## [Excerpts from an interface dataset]
※

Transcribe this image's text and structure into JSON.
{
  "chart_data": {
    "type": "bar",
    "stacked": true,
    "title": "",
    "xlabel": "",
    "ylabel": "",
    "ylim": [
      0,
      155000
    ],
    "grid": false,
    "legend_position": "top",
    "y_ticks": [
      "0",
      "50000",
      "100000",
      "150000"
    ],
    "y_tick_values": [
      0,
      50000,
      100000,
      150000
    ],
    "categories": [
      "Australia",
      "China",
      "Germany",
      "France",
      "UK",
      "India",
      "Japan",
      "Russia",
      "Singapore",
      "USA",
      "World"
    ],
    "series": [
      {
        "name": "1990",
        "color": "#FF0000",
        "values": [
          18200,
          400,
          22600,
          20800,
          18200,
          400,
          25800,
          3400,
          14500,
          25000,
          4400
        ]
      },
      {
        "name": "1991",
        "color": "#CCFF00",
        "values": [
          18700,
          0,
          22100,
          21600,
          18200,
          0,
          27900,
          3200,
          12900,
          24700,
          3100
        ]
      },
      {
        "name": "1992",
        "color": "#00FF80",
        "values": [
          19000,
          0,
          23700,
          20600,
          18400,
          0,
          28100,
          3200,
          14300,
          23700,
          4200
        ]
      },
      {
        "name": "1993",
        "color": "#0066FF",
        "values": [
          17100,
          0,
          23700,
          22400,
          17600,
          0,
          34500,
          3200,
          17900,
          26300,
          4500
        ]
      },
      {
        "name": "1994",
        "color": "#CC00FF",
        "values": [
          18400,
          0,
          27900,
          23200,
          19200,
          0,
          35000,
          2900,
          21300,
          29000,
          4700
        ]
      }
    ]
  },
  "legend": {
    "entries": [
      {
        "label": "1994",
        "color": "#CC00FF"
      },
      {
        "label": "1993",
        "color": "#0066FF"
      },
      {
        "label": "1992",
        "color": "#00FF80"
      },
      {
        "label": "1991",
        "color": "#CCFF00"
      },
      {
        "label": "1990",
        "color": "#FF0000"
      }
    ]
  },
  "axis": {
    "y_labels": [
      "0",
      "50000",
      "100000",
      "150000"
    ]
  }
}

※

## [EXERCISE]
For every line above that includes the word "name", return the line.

## [OUTPUT FOR THIS TASK]
        "name": "1990",
        "name": "1991",
        "name": "1992",
        "name": "1993",
        "name": "1994",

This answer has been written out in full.